■ Activity: Please print each of the entries below exactly.

————

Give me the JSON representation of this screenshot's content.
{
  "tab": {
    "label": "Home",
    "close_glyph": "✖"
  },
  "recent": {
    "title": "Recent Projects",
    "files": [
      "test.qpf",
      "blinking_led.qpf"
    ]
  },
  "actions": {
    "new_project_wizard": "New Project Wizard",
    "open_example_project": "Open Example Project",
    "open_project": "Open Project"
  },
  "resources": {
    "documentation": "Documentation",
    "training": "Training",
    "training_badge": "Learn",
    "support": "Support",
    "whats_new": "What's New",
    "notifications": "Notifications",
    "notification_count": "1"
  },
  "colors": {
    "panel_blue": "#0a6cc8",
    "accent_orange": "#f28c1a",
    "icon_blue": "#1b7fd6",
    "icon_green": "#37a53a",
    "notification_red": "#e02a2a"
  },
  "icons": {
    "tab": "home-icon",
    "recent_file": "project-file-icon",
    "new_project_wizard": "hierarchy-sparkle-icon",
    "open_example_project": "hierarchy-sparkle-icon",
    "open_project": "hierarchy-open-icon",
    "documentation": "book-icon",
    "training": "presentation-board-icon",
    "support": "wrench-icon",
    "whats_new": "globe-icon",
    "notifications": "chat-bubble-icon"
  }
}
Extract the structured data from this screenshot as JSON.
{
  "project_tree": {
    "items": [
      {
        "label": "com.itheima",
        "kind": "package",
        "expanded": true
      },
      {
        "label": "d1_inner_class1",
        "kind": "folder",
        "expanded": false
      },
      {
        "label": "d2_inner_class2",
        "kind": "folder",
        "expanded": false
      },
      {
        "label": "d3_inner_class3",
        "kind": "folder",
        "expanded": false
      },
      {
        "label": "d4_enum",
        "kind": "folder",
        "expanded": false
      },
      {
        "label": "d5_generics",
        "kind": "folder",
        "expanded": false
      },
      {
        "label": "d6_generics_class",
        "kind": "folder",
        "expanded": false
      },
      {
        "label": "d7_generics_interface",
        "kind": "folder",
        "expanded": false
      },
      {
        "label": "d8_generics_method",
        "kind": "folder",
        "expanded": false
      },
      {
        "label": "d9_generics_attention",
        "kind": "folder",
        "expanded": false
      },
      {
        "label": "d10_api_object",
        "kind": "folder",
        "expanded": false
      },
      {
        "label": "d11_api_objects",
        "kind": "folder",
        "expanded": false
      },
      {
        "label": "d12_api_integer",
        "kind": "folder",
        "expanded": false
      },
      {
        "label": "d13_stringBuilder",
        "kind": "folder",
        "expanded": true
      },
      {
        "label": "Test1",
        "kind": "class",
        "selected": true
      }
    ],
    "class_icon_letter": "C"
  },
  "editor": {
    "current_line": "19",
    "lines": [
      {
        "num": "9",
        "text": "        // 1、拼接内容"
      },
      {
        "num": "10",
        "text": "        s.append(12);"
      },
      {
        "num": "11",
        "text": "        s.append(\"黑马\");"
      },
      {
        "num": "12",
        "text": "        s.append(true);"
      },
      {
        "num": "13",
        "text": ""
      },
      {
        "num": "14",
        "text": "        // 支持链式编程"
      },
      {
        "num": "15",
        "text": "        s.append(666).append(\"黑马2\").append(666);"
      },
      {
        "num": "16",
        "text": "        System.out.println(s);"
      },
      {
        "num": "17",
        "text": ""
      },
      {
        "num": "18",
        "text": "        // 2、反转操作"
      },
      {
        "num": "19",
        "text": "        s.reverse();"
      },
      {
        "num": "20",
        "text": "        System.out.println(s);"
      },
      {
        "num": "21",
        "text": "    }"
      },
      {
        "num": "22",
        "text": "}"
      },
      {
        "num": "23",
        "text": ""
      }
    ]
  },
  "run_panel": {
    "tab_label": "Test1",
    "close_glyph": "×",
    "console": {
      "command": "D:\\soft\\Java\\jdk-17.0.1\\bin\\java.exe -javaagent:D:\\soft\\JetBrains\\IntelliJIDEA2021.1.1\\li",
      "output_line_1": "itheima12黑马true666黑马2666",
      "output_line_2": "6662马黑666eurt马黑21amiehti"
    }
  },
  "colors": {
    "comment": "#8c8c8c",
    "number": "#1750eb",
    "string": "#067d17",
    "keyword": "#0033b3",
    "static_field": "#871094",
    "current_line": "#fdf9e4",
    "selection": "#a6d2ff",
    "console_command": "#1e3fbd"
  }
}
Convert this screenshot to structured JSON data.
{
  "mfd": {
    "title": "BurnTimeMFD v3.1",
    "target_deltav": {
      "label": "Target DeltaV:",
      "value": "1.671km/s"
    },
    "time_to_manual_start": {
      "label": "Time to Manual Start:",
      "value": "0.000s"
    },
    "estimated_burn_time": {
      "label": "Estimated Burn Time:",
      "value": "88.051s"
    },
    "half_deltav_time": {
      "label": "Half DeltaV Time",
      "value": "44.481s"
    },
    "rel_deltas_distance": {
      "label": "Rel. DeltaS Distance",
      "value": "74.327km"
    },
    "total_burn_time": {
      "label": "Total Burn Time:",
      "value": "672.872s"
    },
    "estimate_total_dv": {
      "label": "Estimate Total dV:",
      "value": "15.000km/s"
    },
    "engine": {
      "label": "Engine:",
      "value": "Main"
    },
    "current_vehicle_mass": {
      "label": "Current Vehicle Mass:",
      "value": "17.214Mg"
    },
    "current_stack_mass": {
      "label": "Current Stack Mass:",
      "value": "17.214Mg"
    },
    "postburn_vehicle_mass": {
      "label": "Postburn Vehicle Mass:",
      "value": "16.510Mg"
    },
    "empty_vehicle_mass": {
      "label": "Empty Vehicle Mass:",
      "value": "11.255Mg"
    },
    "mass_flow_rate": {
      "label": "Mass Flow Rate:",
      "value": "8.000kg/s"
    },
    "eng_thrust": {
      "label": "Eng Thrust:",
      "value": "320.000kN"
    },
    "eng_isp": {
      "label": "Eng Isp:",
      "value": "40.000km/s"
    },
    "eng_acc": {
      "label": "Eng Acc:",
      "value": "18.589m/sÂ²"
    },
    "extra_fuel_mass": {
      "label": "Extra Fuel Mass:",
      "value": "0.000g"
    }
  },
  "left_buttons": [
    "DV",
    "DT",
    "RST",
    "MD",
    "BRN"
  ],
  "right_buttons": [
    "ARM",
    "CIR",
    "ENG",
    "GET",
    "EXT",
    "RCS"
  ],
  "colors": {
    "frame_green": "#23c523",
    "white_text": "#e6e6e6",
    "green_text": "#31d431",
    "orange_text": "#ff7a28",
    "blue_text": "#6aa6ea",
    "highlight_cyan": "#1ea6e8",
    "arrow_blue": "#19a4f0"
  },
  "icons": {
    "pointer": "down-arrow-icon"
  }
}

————

■ Response box:
Give me the JSON representation of this screenshot's content.
{
  "tab": {
    "label": "Home",
    "close_glyph": "✖"
  },
  "recent": {
    "title": "Recent Projects",
    "files": [
      "test.qpf",
      "blinking_led.qpf"
    ]
  },
  "actions": {
    "new_project_wizard": "New Project Wizard",
    "open_example_project": "Open Example Project",
    "open_project": "Open Project"
  },
  "resources": {
    "documentation": "Documentation",
    "training": "Training",
    "training_badge": "Learn",
    "support": "Support",
    "whats_new": "What's New",
    "notifications": "Notifications",
    "notification_count": "1"
  },
  "colors": {
    "panel_blue": "#0a6cc8",
    "accent_orange": "#f28c1a",
    "icon_blue": "#1b7fd6",
    "icon_green": "#37a53a",
    "notification_red": "#e02a2a"
  },
  "icons": {
    "tab": "home-icon",
    "recent_file": "project-file-icon",
    "new_project_wizard": "hierarchy-sparkle-icon",
    "open_example_project": "hierarchy-sparkle-icon",
    "open_project": "hierarchy-open-icon",
    "documentation": "book-icon",
    "training": "presentation-board-icon",
    "support": "wrench-icon",
    "whats_new": "globe-icon",
    "notifications": "chat-bubble-icon"
  }
}
Extract the structured data from this screenshot as JSON.
{
  "project_tree": {
    "items": [
      {
        "label": "com.itheima",
        "kind": "package",
        "expanded": true
      },
      {
        "label": "d1_inner_class1",
        "kind": "folder",
        "expanded": false
      },
      {
        "label": "d2_inner_class2",
        "kind": "folder",
        "expanded": false
      },
      {
        "label": "d3_inner_class3",
        "kind": "folder",
        "expanded": false
      },
      {
        "label": "d4_enum",
        "kind": "folder",
        "expanded": false
      },
      {
        "label": "d5_generics",
        "kind": "folder",
        "expanded": false
      },
      {
        "label": "d6_generics_class",
        "kind": "folder",
        "expanded": false
      },
      {
        "label": "d7_generics_interface",
        "kind": "folder",
        "expanded": false
      },
      {
        "label": "d8_generics_method",
        "kind": "folder",
        "expanded": false
      },
      {
        "label": "d9_generics_attention",
        "kind": "folder",
        "expanded": false
      },
      {
        "label": "d10_api_object",
        "kind": "folder",
        "expanded": false
      },
      {
        "label": "d11_api_objects",
        "kind": "folder",
        "expanded": false
      },
      {
        "label": "d12_api_integer",
        "kind": "folder",
        "expanded": false
      },
      {
        "label": "d13_stringBuilder",
        "kind": "folder",
        "expanded": true
      },
      {
        "label": "Test1",
        "kind": "class",
        "selected": true
      }
    ],
    "class_icon_letter": "C"
  },
  "editor": {
    "current_line": "19",
    "lines": [
      {
        "num": "9",
        "text": "        // 1、拼接内容"
      },
      {
        "num": "10",
        "text": "        s.append(12);"
      },
      {
        "num": "11",
        "text": "        s.append(\"黑马\");"
      },
      {
        "num": "12",
        "text": "        s.append(true);"
      },
      {
        "num": "13",
        "text": ""
      },
      {
        "num": "14",
        "text": "        // 支持链式编程"
      },
      {
        "num": "15",
        "text": "        s.append(666).append(\"黑马2\").append(666);"
      },
      {
        "num": "16",
        "text": "        System.out.println(s);"
      },
      {
        "num": "17",
        "text": ""
      },
      {
        "num": "18",
        "text": "        // 2、反转操作"
      },
      {
        "num": "19",
        "text": "        s.reverse();"
      },
      {
        "num": "20",
        "text": "        System.out.println(s);"
      },
      {
        "num": "21",
        "text": "    }"
      },
      {
        "num": "22",
        "text": "}"
      },
      {
        "num": "23",
        "text": ""
      }
    ]
  },
  "run_panel": {
    "tab_label": "Test1",
    "close_glyph": "×",
    "console": {
      "command": "D:\\soft\\Java\\jdk-17.0.1\\bin\\java.exe -javaagent:D:\\soft\\JetBrains\\IntelliJIDEA2021.1.1\\li",
      "output_line_1": "itheima12黑马true666黑马2666",
      "output_line_2": "6662马黑666eurt马黑21amiehti"
    }
  },
  "colors": {
    "comment": "#8c8c8c",
    "number": "#1750eb",
    "string": "#067d17",
    "keyword": "#0033b3",
    "static_field": "#871094",
    "current_line": "#fdf9e4",
    "selection": "#a6d2ff",
    "console_command": "#1e3fbd"
  }
}
Convert this screenshot to structured JSON data.
{
  "mfd": {
    "title": "BurnTimeMFD v3.1",
    "target_deltav": {
      "label": "Target DeltaV:",
      "value": "1.671km/s"
    },
    "time_to_manual_start": {
      "label": "Time to Manual Start:",
      "value": "0.000s"
    },
    "estimated_burn_time": {
      "label": "Estimated Burn Time:",
      "value": "88.051s"
    },
    "half_deltav_time": {
      "label": "Half DeltaV Time",
      "value": "44.481s"
    },
    "rel_deltas_distance": {
      "label": "Rel. DeltaS Distance",
      "value": "74.327km"
    },
    "total_burn_time": {
      "label": "Total Burn Time:",
      "value": "672.872s"
    },
    "estimate_total_dv": {
      "label": "Estimate Total dV:",
      "value": "15.000km/s"
    },
    "engine": {
      "label": "Engine:",
      "value": "Main"
    },
    "current_vehicle_mass": {
      "label": "Current Vehicle Mass:",
      "value": "17.214Mg"
    },
    "current_stack_mass": {
      "label": "Current Stack Mass:",
      "value": "17.214Mg"
    },
    "postburn_vehicle_mass": {
      "label": "Postburn Vehicle Mass:",
      "value": "16.510Mg"
    },
    "empty_vehicle_mass": {
      "label": "Empty Vehicle Mass:",
      "value": "11.255Mg"
    },
    "mass_flow_rate": {
      "label": "Mass Flow Rate:",
      "value": "8.000kg/s"
    },
    "eng_thrust": {
      "label": "Eng Thrust:",
      "value": "320.000kN"
    },
    "eng_isp": {
      "label": "Eng Isp:",
      "value": "40.000km/s"
    },
    "eng_acc": {
      "label": "Eng Acc:",
      "value": "18.589m/sÂ²"
    },
    "extra_fuel_mass": {
      "label": "Extra Fuel Mass:",
      "value": "0.000g"
    }
  },
  "left_buttons": [
    "DV",
    "DT",
    "RST",
    "MD",
    "BRN"
  ],
  "right_buttons": [
    "ARM",
    "CIR",
    "ENG",
    "GET",
    "EXT",
    "RCS"
  ],
  "colors": {
    "frame_green": "#23c523",
    "white_text": "#e6e6e6",
    "green_text": "#31d431",
    "orange_text": "#ff7a28",
    "blue_text": "#6aa6ea",
    "highlight_cyan": "#1ea6e8",
    "arrow_blue": "#19a4f0"
  },
  "icons": {
    "pointer": "down-arrow-icon"
  }
}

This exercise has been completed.